Cervical cancer screening is used to find changes in the cells of the cervix that could lead to cancer. Screening includes cervical cytology (also called the Pap test or Pap smear), testing for human papillomavirus (HPV), or both. All women should have cervical cancer screening on a regular basis.
Most cases of cervical cancer are caused by infection with HPV. HPV is a virus. It enters cervical cells and can cause them to change. Some types of HPV have been linked to cervical cancer as well as to cancer of the vulva, vagina, penis, anus, mouth, and throat. Types of HPV that may cause cancer are known as “high-risk types.”
These and other types of HPV can be passed from person to person during sexual activity. HPV is very common—most people who are sexually active will get an HPV infection in their lifetime. HPV infection often causes no symptoms. Most people do not even know they are infected.
How is cervical cancer screening done?
Cervical cancer screening includes the Pap test/LBC, an HPV test, or both. Both tests use cells taken from the cervix. The screening process is simple and fast.
Patient is laid down on the examination table , vagina is exposed with a speculum Cells are removed from the cervix with a brush or other sampling instrument. The cells usually are put into a special liquid and sent to a laboratory for testing
For a Pap test, the sample is examined to see if abnormal cells are present.

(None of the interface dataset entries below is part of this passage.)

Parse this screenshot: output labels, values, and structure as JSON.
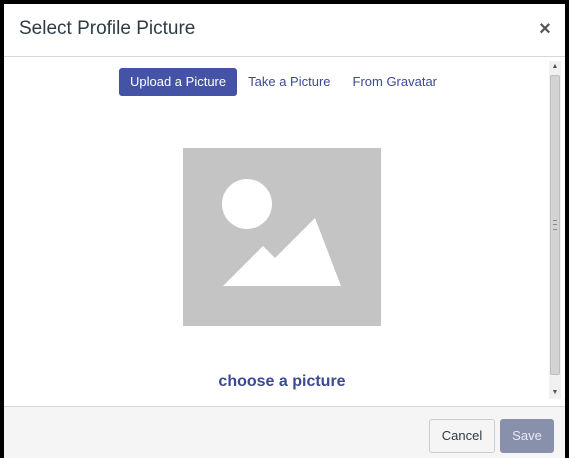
{
  "dialog": {
    "title": "Select Profile Picture",
    "close_label": "×"
  },
  "tabs": [
    {
      "label": "Upload a Picture",
      "active": true
    },
    {
      "label": "Take a Picture",
      "active": false
    },
    {
      "label": "From Gravatar",
      "active": false
    }
  ],
  "main": {
    "placeholder_icon": "image-placeholder-icon",
    "choose_link": "choose a picture"
  },
  "scrollbar": {
    "up_arrow": "▲",
    "down_arrow": "▼"
  },
  "footer": {
    "cancel_label": "Cancel",
    "save_label": "Save"
  },
  "colors": {
    "accent": "#4553a6",
    "link": "#3b4a92",
    "save_disabled": "#8990ac",
    "placeholder_bg": "#c4c4c4"
  }
}
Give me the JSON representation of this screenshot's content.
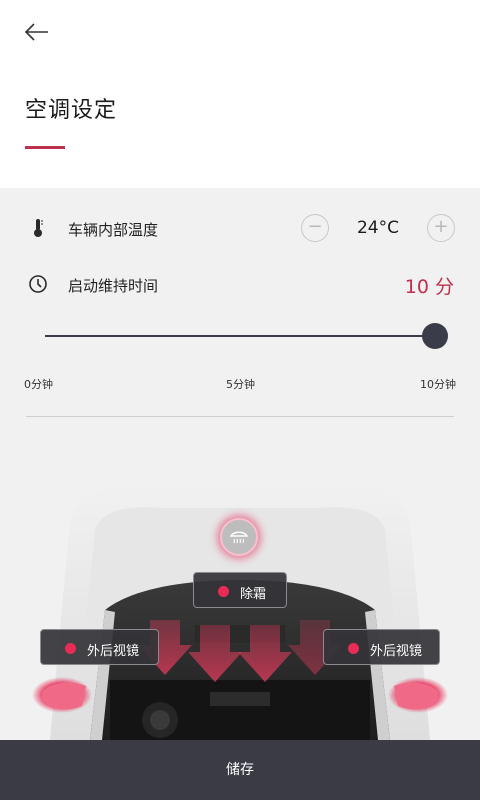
{
  "header": {
    "title": "空调设定",
    "accent_color": "#c0304d"
  },
  "temperature": {
    "label": "车辆内部温度",
    "value": "24°C",
    "minus": "−",
    "plus": "+"
  },
  "duration": {
    "label": "启动维持时间",
    "value": "10 分",
    "slider_fraction": 1.0,
    "ticks": [
      "0分钟",
      "5分钟",
      "10分钟"
    ]
  },
  "car": {
    "defrost_label": "除霜",
    "mirror_left_label": "外后视镜",
    "mirror_right_label": "外后视镜",
    "highlight_color": "#e82c55"
  },
  "footer": {
    "save_label": "储存"
  },
  "icons": {
    "back": "arrow-left-icon",
    "thermometer": "thermometer-icon",
    "clock": "clock-icon",
    "defrost": "defrost-icon"
  }
}
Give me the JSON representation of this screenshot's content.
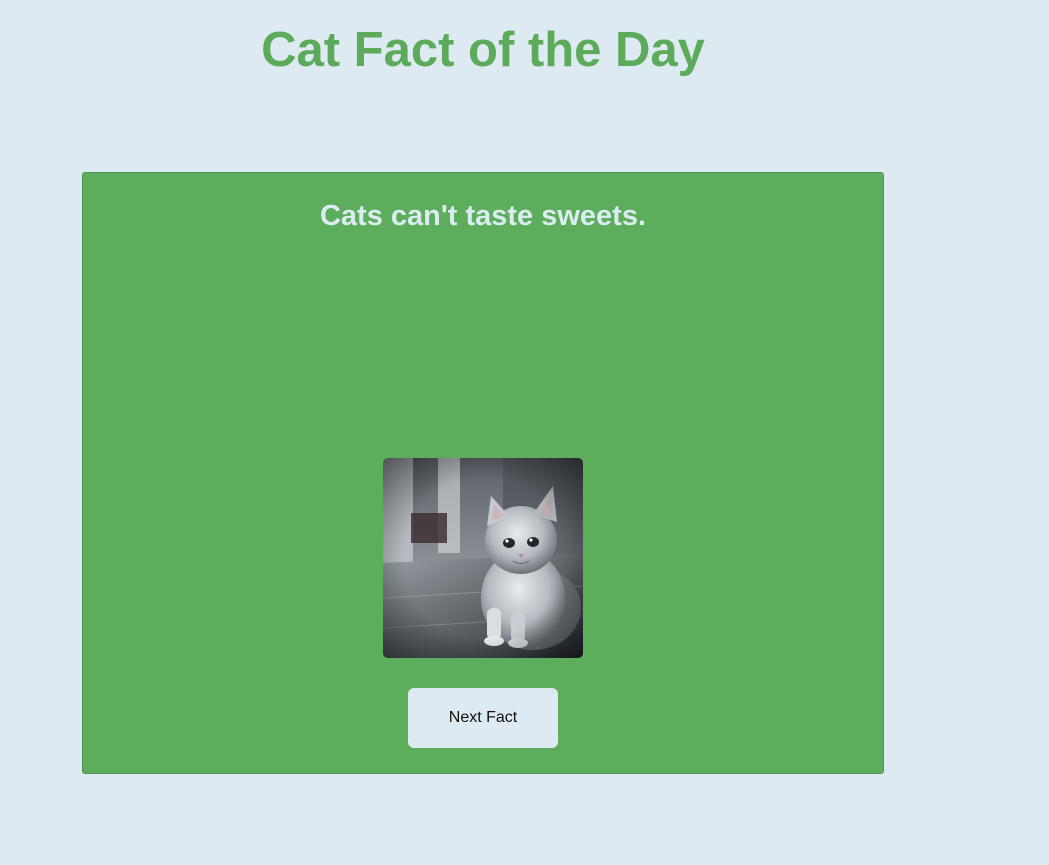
{
  "page": {
    "title": "Cat Fact of the Day"
  },
  "card": {
    "fact": "Cats can't taste sweets.",
    "image": {
      "alt": "kitten photo",
      "icon": "kitten-photo"
    },
    "next_button_label": "Next Fact"
  },
  "colors": {
    "background": "#deeaf1",
    "accent": "#5cab5b",
    "card": "#5cad5c",
    "fact_text": "#dcedf1"
  }
}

For an HPV test, the sample is tested for the presence of the most common high-risk HPV types. Usually, the sample taken for the Pap test also can be used for the HPV test. Sometimes, two cell samples are taken. It depends on the type of Pap test that is used.